Three games into the season, the southernmost Football Bowl Subdivision team still might as well be playing offense with Canadian football’s three downs instead of American football’s four.
FIU played what might have been its best game in almost two years before losing 42-25 to Pittsburgh on Saturday. Yet one of last year’s worst characteristics, third-down inefficiency, remains an illness the Panthers can’t shake and one that cost them dearly again Saturday.
A 3-for-14 day turning third downs into first downs against Pitt leaves FIU at 10 for 45 (22.2 percent) this season, 124th out of 125 FBS teams.
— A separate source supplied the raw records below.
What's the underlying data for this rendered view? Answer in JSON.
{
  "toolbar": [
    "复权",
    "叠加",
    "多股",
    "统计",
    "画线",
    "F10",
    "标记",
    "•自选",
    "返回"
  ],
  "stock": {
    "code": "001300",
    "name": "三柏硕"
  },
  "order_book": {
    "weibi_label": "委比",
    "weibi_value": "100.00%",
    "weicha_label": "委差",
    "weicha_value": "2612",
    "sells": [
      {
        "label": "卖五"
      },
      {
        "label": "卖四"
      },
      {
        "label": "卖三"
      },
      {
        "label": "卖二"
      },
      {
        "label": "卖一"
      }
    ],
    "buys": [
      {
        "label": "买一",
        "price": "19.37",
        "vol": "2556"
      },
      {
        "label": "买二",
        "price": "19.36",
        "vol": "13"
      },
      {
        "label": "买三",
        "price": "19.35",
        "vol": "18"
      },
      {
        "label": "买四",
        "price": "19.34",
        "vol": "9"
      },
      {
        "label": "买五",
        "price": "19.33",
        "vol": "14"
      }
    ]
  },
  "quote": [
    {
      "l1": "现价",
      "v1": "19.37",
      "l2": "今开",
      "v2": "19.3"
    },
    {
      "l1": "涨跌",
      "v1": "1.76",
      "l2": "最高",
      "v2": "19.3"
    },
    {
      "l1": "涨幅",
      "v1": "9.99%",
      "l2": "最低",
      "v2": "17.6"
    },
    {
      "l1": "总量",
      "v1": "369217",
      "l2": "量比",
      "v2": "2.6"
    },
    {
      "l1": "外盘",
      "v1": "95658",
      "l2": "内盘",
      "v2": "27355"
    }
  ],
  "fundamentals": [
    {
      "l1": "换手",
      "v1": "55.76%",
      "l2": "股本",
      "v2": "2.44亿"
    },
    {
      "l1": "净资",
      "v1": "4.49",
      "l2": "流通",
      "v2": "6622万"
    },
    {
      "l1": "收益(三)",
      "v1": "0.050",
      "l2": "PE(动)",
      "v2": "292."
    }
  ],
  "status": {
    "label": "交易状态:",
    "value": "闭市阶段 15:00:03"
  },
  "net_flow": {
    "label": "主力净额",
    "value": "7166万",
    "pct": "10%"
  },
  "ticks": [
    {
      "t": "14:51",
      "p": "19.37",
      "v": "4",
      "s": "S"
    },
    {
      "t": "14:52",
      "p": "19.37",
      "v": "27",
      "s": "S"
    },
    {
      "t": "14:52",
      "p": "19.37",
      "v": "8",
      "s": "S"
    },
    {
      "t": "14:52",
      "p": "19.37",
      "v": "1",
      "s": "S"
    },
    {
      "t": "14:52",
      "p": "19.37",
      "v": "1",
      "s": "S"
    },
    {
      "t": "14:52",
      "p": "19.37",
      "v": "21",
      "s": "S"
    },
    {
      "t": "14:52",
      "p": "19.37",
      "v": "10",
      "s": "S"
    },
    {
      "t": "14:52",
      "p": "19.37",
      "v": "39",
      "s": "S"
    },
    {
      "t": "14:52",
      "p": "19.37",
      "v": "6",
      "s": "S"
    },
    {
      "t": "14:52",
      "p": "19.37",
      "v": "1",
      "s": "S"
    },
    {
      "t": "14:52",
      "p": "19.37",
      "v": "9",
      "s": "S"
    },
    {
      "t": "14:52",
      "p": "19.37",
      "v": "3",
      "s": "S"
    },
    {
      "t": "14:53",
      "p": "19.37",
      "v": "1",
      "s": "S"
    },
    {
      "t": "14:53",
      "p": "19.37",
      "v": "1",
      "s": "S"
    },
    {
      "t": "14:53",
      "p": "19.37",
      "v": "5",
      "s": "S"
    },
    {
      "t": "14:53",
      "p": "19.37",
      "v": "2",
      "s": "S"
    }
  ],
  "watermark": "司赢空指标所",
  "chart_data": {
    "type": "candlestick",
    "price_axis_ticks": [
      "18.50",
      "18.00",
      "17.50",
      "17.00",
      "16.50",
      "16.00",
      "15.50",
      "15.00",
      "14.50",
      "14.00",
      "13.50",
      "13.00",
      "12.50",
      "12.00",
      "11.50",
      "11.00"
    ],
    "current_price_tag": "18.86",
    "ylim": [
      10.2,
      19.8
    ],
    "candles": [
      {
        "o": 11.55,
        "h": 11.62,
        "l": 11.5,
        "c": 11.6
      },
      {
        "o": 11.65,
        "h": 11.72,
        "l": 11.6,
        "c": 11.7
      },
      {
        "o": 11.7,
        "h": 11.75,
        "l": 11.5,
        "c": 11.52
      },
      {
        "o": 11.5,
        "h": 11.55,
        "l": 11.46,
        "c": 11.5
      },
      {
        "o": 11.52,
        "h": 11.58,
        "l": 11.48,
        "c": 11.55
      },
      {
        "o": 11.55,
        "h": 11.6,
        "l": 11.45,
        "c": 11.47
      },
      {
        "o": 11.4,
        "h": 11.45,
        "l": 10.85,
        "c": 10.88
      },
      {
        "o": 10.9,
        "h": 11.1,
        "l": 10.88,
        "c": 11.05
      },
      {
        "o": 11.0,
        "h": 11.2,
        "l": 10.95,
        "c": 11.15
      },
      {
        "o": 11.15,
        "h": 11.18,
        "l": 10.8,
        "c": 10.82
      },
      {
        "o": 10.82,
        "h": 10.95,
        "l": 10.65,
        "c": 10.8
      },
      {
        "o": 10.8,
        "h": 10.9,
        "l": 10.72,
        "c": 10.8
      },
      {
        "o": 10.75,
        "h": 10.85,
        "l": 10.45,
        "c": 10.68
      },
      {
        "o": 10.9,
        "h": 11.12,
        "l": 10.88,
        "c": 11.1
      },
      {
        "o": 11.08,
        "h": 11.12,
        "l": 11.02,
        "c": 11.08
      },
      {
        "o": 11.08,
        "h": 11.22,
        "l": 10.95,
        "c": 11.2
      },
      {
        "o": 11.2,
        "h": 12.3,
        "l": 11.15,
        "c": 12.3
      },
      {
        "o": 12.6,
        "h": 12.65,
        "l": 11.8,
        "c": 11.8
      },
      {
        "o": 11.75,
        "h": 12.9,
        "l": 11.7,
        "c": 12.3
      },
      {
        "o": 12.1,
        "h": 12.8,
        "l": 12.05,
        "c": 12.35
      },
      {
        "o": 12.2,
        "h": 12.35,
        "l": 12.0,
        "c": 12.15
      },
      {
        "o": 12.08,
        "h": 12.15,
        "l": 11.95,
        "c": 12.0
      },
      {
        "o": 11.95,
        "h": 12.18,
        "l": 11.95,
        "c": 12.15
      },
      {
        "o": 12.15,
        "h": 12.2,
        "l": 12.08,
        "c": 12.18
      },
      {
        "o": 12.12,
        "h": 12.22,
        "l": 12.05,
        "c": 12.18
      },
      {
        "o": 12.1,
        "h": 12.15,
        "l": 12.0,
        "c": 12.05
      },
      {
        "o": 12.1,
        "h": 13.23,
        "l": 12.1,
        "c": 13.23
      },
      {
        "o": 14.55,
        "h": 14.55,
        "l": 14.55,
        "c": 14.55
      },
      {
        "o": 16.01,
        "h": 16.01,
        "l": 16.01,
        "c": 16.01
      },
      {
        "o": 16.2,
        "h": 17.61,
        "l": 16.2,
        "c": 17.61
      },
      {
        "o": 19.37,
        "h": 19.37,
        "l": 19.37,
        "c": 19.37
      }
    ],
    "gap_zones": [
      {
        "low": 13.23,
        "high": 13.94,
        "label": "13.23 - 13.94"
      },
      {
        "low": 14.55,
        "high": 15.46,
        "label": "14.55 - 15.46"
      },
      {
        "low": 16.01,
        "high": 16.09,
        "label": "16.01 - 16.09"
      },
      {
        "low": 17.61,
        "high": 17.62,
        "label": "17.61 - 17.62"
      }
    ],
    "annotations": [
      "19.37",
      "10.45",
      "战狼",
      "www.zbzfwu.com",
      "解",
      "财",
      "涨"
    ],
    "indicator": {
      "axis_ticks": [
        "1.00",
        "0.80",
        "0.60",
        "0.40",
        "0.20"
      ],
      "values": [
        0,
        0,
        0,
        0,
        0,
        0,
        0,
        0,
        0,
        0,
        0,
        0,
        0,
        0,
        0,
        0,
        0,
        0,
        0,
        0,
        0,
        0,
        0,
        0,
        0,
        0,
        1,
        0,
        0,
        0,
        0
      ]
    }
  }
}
That’s a one spot improvement over 2013, when FIU finished last in the nation.
FIU coach Ron Turner pointed to the Panthers’ third-down problems in the second and third quarters as the turning point from a 16-0 FIU lead to a 26-16 Pitt advantage.
“First down, it seemed like we ran the ball, we got nothing — second-and-10,” Turner said. “If we threw the ball, it was incomplete, so we got nothing. We were faced with long-yardage situations the whole second and third quarter. That was frustrating. That was one of the things we said. We have to stay on schedule. Get positive plays on first down, get it to second-and-medium, second-and-short, and if you get to third down, it’s manageable.”
Actually, those two quarters against a wind felt more on the field than in the sweltering stands saw FIU’s only three third-down conversions. But on the other seven third downs, FIU faced third-and-9 from its own 5-yard-line; third-and-15; third-and-42 (two holding penalties and a fumbled snap for a loss of 12 on three first-down plays); third-and-7; third-and-8; third-and-10; and third-and-4.
First down proved to be the problem down last year for FIU, too. But when the season opened with a 1-for-16 night against Bethune-Cookman, distance didn’t seem to be the problem. The only successful third-down conversion came on a third-and-4, after a 6-yard first-down pass. Of the 15 third-down failures, only five were longer than third-and-7.
“Most of it has been third-and-manageable,” Turner said last week. “The whole problem has been us — dropping passes, missed assignments in the running game, missed assignments protection-wise.”
To drive home the oddity of a three-safety game, consider that Pitt and FIU managed three safeties Saturday. Before that game, the most safeties FIU and its opponents combined for during an entire season was three, in 2007.